Exact reproduction of all the entries is required, without any of their pictures.

Available records: Begin

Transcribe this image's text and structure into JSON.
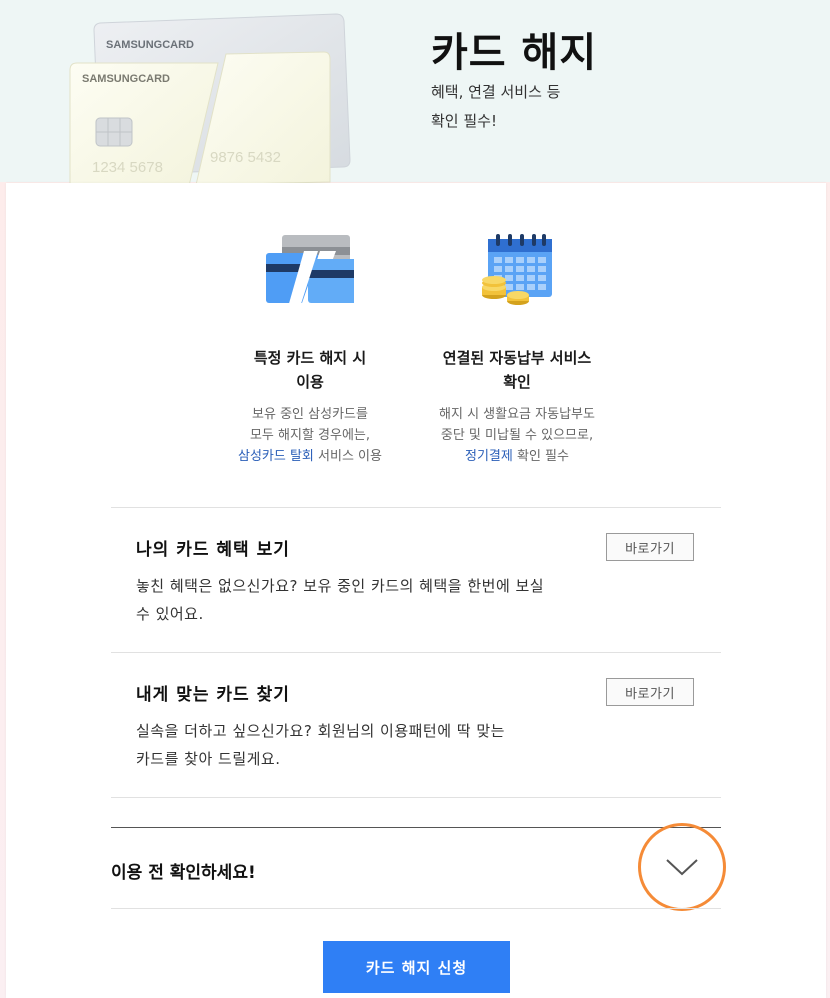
{
  "hero": {
    "card_brand_back": "SAMSUNGCARD",
    "card_brand_front": "SAMSUNGCARD",
    "card_number_front": "1234  5678",
    "card_number_back": "9876  5432",
    "title": "카드 해지",
    "subtitle_line1": "혜택, 연결 서비스 등",
    "subtitle_line2": "확인 필수!"
  },
  "features": [
    {
      "icon": "broken-card-icon",
      "title_line1": "특정 카드 해지 시",
      "title_line2": "이용",
      "desc_line1": "보유 중인 삼성카드를",
      "desc_line2": "모두 해지할 경우에는,",
      "desc_link": "삼성카드 탈회",
      "desc_line3_rest": " 서비스 이용"
    },
    {
      "icon": "calendar-coins-icon",
      "title_line1": "연결된 자동납부 서비스",
      "title_line2": "확인",
      "desc_line1": "해지 시 생활요금 자동납부도",
      "desc_line2": "중단 및 미납될 수 있으므로,",
      "desc_link": "정기결제",
      "desc_line3_rest": " 확인 필수"
    }
  ],
  "services": [
    {
      "title": "나의 카드 혜택 보기",
      "desc_line1": "놓친 혜택은 없으신가요? 보유 중인 카드의 혜택을 한번에 보실",
      "desc_line2": "수 있어요.",
      "button": "바로가기"
    },
    {
      "title": "내게 맞는 카드 찾기",
      "desc_line1": "실속을 더하고 싶으신가요? 회원님의 이용패턴에 딱 맞는",
      "desc_line2": "카드를 찾아 드릴게요.",
      "button": "바로가기"
    }
  ],
  "notice": {
    "title": "이용 전 확인하세요!",
    "toggle_icon": "chevron-down-icon"
  },
  "apply_button": "카드 해지 신청",
  "colors": {
    "primary": "#2f7ff5",
    "highlight_ring": "#f58b37",
    "link": "#2b5fb8"
  }
}
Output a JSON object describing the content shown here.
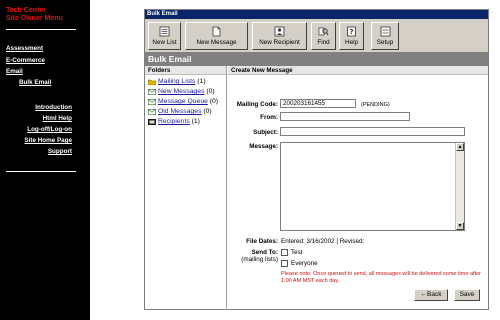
{
  "sidebar": {
    "title_line1": "Tech Center",
    "title_line2": "Site Owner Menu",
    "nav": [
      {
        "label": "Assessment"
      },
      {
        "label": "E-Commerce"
      },
      {
        "label": "Email"
      },
      {
        "label": "Bulk Email"
      }
    ],
    "links": [
      {
        "label": "Introduction"
      },
      {
        "label": "Html Help"
      },
      {
        "label": "Log-off/Log-on"
      },
      {
        "label": "Site Home Page"
      },
      {
        "label": "Support"
      }
    ]
  },
  "window": {
    "title": "Bulk Email",
    "heading": "Bulk Email"
  },
  "toolbar": {
    "buttons": [
      {
        "label": "New List",
        "icon": "list-icon"
      },
      {
        "label": "New Message",
        "icon": "new-message-icon"
      },
      {
        "label": "New Recipient",
        "icon": "recipient-icon"
      },
      {
        "label": "Find",
        "icon": "find-icon"
      },
      {
        "label": "Help",
        "icon": "help-icon"
      },
      {
        "label": "Setup",
        "icon": "setup-icon"
      }
    ]
  },
  "folders": {
    "header": "Folders",
    "items": [
      {
        "label": "Mailing Lists",
        "count": "(1)",
        "icon": "mailing-lists-icon"
      },
      {
        "label": "New Messages",
        "count": "(0)",
        "icon": "envelope-icon"
      },
      {
        "label": "Message Queue",
        "count": "(0)",
        "icon": "envelope-icon"
      },
      {
        "label": "Old Messages",
        "count": "(0)",
        "icon": "envelope-icon"
      },
      {
        "label": "Recipients",
        "count": "(1)",
        "icon": "recipients-icon"
      }
    ]
  },
  "create": {
    "header": "Create New Message",
    "mailing_code_label": "Mailing Code:",
    "mailing_code_value": "200203161455",
    "pending": "(PENDING)",
    "from_label": "From:",
    "from_value": "",
    "subject_label": "Subject:",
    "subject_value": "",
    "message_label": "Message:",
    "message_value": "",
    "file_dates_label": "File Dates:",
    "file_dates_value": "Entered: 3/16/2002  |  Revised:",
    "send_to_label": "Send To:",
    "send_to_sub": "(mailing lists)",
    "options": [
      {
        "label": "Test",
        "checked": false
      },
      {
        "label": "Everyone",
        "checked": false
      }
    ],
    "note": "Please note: Once queued to send, all messages will be delivered some time after 1:00 AM MST each day.",
    "back_label": "←Back",
    "save_label": "Save"
  },
  "colors": {
    "sidebar_bg": "#000000",
    "title_red": "#e01010",
    "titlebar_blue": "#0a246a",
    "toolbar_gray": "#d4d0c8",
    "heading_gray": "#808080",
    "link_blue": "#1a1a9a",
    "note_red": "#d01010"
  }
}
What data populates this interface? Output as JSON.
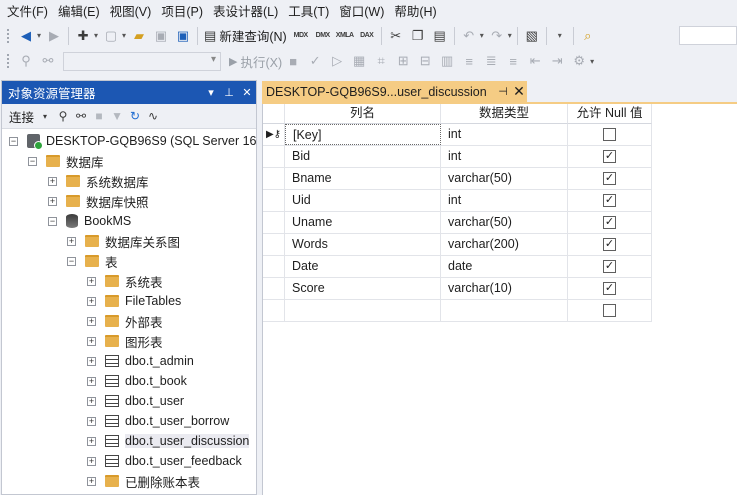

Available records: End

◆ Written solution
Transcribe this image's text and structure into JSON.
{
  "hero": {
    "card_brand_back": "SAMSUNGCARD",
    "card_brand_front": "SAMSUNGCARD",
    "card_number_front": "1234  5678",
    "card_number_back": "9876  5432",
    "title": "카드 해지",
    "subtitle_line1": "혜택, 연결 서비스 등",
    "subtitle_line2": "확인 필수!"
  },
  "features": [
    {
      "icon": "broken-card-icon",
      "title_line1": "특정 카드 해지 시",
      "title_line2": "이용",
      "desc_line1": "보유 중인 삼성카드를",
      "desc_line2": "모두 해지할 경우에는,",
      "desc_link": "삼성카드 탈회",
      "desc_line3_rest": " 서비스 이용"
    },
    {
      "icon": "calendar-coins-icon",
      "title_line1": "연결된 자동납부 서비스",
      "title_line2": "확인",
      "desc_line1": "해지 시 생활요금 자동납부도",
      "desc_line2": "중단 및 미납될 수 있으므로,",
      "desc_link": "정기결제",
      "desc_line3_rest": " 확인 필수"
    }
  ],
  "services": [
    {
      "title": "나의 카드 혜택 보기",
      "desc_line1": "놓친 혜택은 없으신가요? 보유 중인 카드의 혜택을 한번에 보실",
      "desc_line2": "수 있어요.",
      "button": "바로가기"
    },
    {
      "title": "내게 맞는 카드 찾기",
      "desc_line1": "실속을 더하고 싶으신가요? 회원님의 이용패턴에 딱 맞는",
      "desc_line2": "카드를 찾아 드릴게요.",
      "button": "바로가기"
    }
  ],
  "notice": {
    "title": "이용 전 확인하세요!",
    "toggle_icon": "chevron-down-icon"
  },
  "apply_button": "카드 해지 신청",
  "colors": {
    "primary": "#2f7ff5",
    "highlight_ring": "#f58b37",
    "link": "#2b5fb8"
  }
}
Output a JSON object describing the content shown here.
{
  "sidebar": {
    "title_line1": "Tech Center",
    "title_line2": "Site Owner Menu",
    "nav": [
      {
        "label": "Assessment"
      },
      {
        "label": "E-Commerce"
      },
      {
        "label": "Email"
      },
      {
        "label": "Bulk Email"
      }
    ],
    "links": [
      {
        "label": "Introduction"
      },
      {
        "label": "Html Help"
      },
      {
        "label": "Log-off/Log-on"
      },
      {
        "label": "Site Home Page"
      },
      {
        "label": "Support"
      }
    ]
  },
  "window": {
    "title": "Bulk Email",
    "heading": "Bulk Email"
  },
  "toolbar": {
    "buttons": [
      {
        "label": "New List",
        "icon": "list-icon"
      },
      {
        "label": "New Message",
        "icon": "new-message-icon"
      },
      {
        "label": "New Recipient",
        "icon": "recipient-icon"
      },
      {
        "label": "Find",
        "icon": "find-icon"
      },
      {
        "label": "Help",
        "icon": "help-icon"
      },
      {
        "label": "Setup",
        "icon": "setup-icon"
      }
    ]
  },
  "folders": {
    "header": "Folders",
    "items": [
      {
        "label": "Mailing Lists",
        "count": "(1)",
        "icon": "mailing-lists-icon"
      },
      {
        "label": "New Messages",
        "count": "(0)",
        "icon": "envelope-icon"
      },
      {
        "label": "Message Queue",
        "count": "(0)",
        "icon": "envelope-icon"
      },
      {
        "label": "Old Messages",
        "count": "(0)",
        "icon": "envelope-icon"
      },
      {
        "label": "Recipients",
        "count": "(1)",
        "icon": "recipients-icon"
      }
    ]
  },
  "create": {
    "header": "Create New Message",
    "mailing_code_label": "Mailing Code:",
    "mailing_code_value": "200203161455",
    "pending": "(PENDING)",
    "from_label": "From:",
    "from_value": "",
    "subject_label": "Subject:",
    "subject_value": "",
    "message_label": "Message:",
    "message_value": "",
    "file_dates_label": "File Dates:",
    "file_dates_value": "Entered: 3/16/2002  |  Revised:",
    "send_to_label": "Send To:",
    "send_to_sub": "(mailing lists)",
    "options": [
      {
        "label": "Test",
        "checked": false
      },
      {
        "label": "Everyone",
        "checked": false
      }
    ],
    "note": "Please note: Once queued to send, all messages will be delivered some time after 1:00 AM MST each day.",
    "back_label": "←Back",
    "save_label": "Save"
  },
  "colors": {
    "sidebar_bg": "#000000",
    "title_red": "#e01010",
    "titlebar_blue": "#0a246a",
    "toolbar_gray": "#d4d0c8",
    "heading_gray": "#808080",
    "link_blue": "#1a1a9a",
    "note_red": "#d01010"
  }
}
What data populates this interface? Output as JSON.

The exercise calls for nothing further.